__SUPPLIED MATERIAL__
◇ ◇ ◇

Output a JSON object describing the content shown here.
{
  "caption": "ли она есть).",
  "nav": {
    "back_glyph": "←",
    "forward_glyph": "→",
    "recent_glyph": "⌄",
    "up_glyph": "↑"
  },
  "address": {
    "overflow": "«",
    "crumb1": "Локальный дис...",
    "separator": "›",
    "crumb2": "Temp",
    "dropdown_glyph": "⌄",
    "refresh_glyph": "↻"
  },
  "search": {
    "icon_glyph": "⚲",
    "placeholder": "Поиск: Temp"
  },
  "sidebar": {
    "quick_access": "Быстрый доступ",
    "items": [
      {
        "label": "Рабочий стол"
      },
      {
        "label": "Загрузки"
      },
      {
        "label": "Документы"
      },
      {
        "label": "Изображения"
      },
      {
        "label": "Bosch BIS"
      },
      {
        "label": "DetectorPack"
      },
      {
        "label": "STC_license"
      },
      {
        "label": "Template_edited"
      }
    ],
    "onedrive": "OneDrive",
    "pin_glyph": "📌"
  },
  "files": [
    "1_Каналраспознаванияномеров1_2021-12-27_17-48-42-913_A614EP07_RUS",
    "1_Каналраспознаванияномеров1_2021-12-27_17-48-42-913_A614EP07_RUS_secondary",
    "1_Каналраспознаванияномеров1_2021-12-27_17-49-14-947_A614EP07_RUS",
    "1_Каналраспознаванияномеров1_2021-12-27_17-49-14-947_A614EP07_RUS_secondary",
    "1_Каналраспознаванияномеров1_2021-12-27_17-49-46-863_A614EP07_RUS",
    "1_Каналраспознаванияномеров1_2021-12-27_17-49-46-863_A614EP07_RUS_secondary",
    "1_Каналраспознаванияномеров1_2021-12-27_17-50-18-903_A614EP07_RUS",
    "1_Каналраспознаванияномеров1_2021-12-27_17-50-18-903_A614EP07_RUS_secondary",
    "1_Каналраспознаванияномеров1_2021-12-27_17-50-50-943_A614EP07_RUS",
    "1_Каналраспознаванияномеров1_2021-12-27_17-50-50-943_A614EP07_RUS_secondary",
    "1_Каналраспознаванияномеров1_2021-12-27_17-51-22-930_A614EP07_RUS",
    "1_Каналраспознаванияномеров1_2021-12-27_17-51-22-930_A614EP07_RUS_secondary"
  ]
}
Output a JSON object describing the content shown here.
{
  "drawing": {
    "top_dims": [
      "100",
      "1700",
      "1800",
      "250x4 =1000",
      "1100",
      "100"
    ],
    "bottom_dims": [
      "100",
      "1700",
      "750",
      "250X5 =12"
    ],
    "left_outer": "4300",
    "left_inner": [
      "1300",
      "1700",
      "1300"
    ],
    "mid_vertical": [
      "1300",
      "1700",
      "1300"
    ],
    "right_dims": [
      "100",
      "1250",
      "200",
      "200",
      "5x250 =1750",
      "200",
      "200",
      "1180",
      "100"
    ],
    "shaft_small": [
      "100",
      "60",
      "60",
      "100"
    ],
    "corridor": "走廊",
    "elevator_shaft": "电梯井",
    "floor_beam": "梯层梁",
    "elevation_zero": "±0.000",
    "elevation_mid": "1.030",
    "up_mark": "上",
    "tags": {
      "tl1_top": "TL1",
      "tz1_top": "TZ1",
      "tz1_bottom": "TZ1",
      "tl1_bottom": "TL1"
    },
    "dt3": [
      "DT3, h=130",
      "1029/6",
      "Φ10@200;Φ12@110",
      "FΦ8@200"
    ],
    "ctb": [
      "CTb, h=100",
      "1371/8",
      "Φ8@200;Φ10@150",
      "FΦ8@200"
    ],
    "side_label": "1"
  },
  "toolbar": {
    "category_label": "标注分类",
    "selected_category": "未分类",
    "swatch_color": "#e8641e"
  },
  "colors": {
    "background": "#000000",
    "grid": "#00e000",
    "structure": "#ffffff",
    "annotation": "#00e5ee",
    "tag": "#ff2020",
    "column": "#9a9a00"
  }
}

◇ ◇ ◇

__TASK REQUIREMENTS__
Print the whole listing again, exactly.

__RESPONSE TO THIS EXERCISE__
Output a JSON object describing the content shown here.
{
  "caption": "ли она есть).",
  "nav": {
    "back_glyph": "←",
    "forward_glyph": "→",
    "recent_glyph": "⌄",
    "up_glyph": "↑"
  },
  "address": {
    "overflow": "«",
    "crumb1": "Локальный дис...",
    "separator": "›",
    "crumb2": "Temp",
    "dropdown_glyph": "⌄",
    "refresh_glyph": "↻"
  },
  "search": {
    "icon_glyph": "⚲",
    "placeholder": "Поиск: Temp"
  },
  "sidebar": {
    "quick_access": "Быстрый доступ",
    "items": [
      {
        "label": "Рабочий стол"
      },
      {
        "label": "Загрузки"
      },
      {
        "label": "Документы"
      },
      {
        "label": "Изображения"
      },
      {
        "label": "Bosch BIS"
      },
      {
        "label": "DetectorPack"
      },
      {
        "label": "STC_license"
      },
      {
        "label": "Template_edited"
      }
    ],
    "onedrive": "OneDrive",
    "pin_glyph": "📌"
  },
  "files": [
    "1_Каналраспознаванияномеров1_2021-12-27_17-48-42-913_A614EP07_RUS",
    "1_Каналраспознаванияномеров1_2021-12-27_17-48-42-913_A614EP07_RUS_secondary",
    "1_Каналраспознаванияномеров1_2021-12-27_17-49-14-947_A614EP07_RUS",
    "1_Каналраспознаванияномеров1_2021-12-27_17-49-14-947_A614EP07_RUS_secondary",
    "1_Каналраспознаванияномеров1_2021-12-27_17-49-46-863_A614EP07_RUS",
    "1_Каналраспознаванияномеров1_2021-12-27_17-49-46-863_A614EP07_RUS_secondary",
    "1_Каналраспознаванияномеров1_2021-12-27_17-50-18-903_A614EP07_RUS",
    "1_Каналраспознаванияномеров1_2021-12-27_17-50-18-903_A614EP07_RUS_secondary",
    "1_Каналраспознаванияномеров1_2021-12-27_17-50-50-943_A614EP07_RUS",
    "1_Каналраспознаванияномеров1_2021-12-27_17-50-50-943_A614EP07_RUS_secondary",
    "1_Каналраспознаванияномеров1_2021-12-27_17-51-22-930_A614EP07_RUS",
    "1_Каналраспознаванияномеров1_2021-12-27_17-51-22-930_A614EP07_RUS_secondary"
  ]
}
Output a JSON object describing the content shown here.
{
  "drawing": {
    "top_dims": [
      "100",
      "1700",
      "1800",
      "250x4 =1000",
      "1100",
      "100"
    ],
    "bottom_dims": [
      "100",
      "1700",
      "750",
      "250X5 =12"
    ],
    "left_outer": "4300",
    "left_inner": [
      "1300",
      "1700",
      "1300"
    ],
    "mid_vertical": [
      "1300",
      "1700",
      "1300"
    ],
    "right_dims": [
      "100",
      "1250",
      "200",
      "200",
      "5x250 =1750",
      "200",
      "200",
      "1180",
      "100"
    ],
    "shaft_small": [
      "100",
      "60",
      "60",
      "100"
    ],
    "corridor": "走廊",
    "elevator_shaft": "电梯井",
    "floor_beam": "梯层梁",
    "elevation_zero": "±0.000",
    "elevation_mid": "1.030",
    "up_mark": "上",
    "tags": {
      "tl1_top": "TL1",
      "tz1_top": "TZ1",
      "tz1_bottom": "TZ1",
      "tl1_bottom": "TL1"
    },
    "dt3": [
      "DT3, h=130",
      "1029/6",
      "Φ10@200;Φ12@110",
      "FΦ8@200"
    ],
    "ctb": [
      "CTb, h=100",
      "1371/8",
      "Φ8@200;Φ10@150",
      "FΦ8@200"
    ],
    "side_label": "1"
  },
  "toolbar": {
    "category_label": "标注分类",
    "selected_category": "未分类",
    "swatch_color": "#e8641e"
  },
  "colors": {
    "background": "#000000",
    "grid": "#00e000",
    "structure": "#ffffff",
    "annotation": "#00e5ee",
    "tag": "#ff2020",
    "column": "#9a9a00"
  }
}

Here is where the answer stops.